It was not noted, however, Huawei products and services are used in over 170 countries. Any serious move, therefore, to coordinate police monitoring and surveillance of terrorist communications and activity would appear seriously deficient if Huawei were not included, particularly in the Asia-Pacific region. This seems to have been part of Dutton’s approach at ASEAN.


There are a number of possible explanations about the role of Dutton in the summit. As a former Police Officer he was used to accepting the views, judgements and directives of those higher up the vertical hierarchies. The pattern of behaviour has continued to the present day. Questioning and discussing such positions would not be usual for an underling, whether toward his own Prime Minister or those in Washington who provided the directive in February.

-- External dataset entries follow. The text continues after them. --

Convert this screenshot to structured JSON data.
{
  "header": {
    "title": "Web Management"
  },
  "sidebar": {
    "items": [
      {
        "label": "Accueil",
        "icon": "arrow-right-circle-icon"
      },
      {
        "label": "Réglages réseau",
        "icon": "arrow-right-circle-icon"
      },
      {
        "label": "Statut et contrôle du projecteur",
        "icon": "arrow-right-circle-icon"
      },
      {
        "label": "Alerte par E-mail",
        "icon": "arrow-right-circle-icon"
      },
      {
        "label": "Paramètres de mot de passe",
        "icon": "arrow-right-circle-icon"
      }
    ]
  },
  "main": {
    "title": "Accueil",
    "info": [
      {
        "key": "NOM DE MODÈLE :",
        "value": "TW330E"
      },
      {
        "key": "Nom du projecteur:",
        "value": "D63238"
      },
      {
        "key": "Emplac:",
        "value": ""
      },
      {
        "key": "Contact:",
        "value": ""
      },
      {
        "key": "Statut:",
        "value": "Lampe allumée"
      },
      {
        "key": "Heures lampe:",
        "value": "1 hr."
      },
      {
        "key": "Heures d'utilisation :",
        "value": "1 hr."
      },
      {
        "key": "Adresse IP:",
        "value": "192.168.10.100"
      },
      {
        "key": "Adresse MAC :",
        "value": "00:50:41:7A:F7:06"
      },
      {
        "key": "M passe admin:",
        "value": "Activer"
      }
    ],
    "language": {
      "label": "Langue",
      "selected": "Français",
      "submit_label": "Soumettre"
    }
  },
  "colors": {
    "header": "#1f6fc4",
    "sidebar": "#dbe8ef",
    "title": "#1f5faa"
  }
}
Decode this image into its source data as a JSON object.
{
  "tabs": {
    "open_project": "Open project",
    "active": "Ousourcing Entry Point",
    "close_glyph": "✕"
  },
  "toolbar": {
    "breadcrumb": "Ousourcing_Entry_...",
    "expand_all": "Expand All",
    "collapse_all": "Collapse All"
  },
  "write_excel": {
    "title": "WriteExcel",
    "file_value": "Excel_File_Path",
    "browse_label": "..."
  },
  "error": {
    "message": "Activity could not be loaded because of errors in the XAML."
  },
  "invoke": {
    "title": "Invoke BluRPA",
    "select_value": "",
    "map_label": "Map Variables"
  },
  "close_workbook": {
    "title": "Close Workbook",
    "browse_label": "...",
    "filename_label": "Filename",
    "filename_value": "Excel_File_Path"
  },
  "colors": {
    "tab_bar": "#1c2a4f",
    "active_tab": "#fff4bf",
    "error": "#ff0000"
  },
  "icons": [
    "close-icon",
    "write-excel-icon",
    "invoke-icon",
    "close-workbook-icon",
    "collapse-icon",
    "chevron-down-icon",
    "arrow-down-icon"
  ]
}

In conclusion, the ASEAN Special Summit anti-terrorist agreement was discussed and signed amid confusion. Whether those concerned were really dealing with threats of terrorism or a more clearly defined agenda of containing and encircling Chinese influence remains highly questionable. One aspect of the whole charade, however, has remained; both the role and function of ASEAN has been consistent from its origins to the present day.

1.     Trade war threat bonds Australia with ASEAN, Australian, 21 March 2018.

2.     Shared history of friendship and opportunities, Australian, 16 March 2018.

3.     Ted Serong, The Life of an Australian Counter-Insurgency Expert,  Anne Blair, (Melbourne, 2002), Page 133.

4.     Ibid.

5.     Ibid., and page 3.

6.     Australian, op.cit., 16 March 2018.

7.     US vital to region's security, says Lee, Australian, 16 March 2018.

8.     Dutton's terror alert for leaders, The Weekend Australian, 17-18 March 2018.

9.     Summit to seal deal on counter-terror, Australian, 14 March 2018.

10.   Ibid.

11.   Weekend Australian, op.cit., 17-18 March 2018.

12.   Ibid.

13.   US Aircraft Evacuates over 20 Daesh Commanders from Deir Ez-Zor, Sputnik News, 7 September 2017.

14.   Shocking Interview, Information Clearing House, 30 October 2017.

15.   Review: Official US Army Journal Concedes Russian Victory in Syria, Military Review, Journal of the US Combined Arms Center (USACAC), March/April 2018, Sputnik News, 3 March 2018.

16.   Weekend Australian, op.cit., 17-18 March 2018.

17.   Ibid.

18.   Huawei facing heat on all fronts, Australian, 22 March 2018.

19.   Ibid.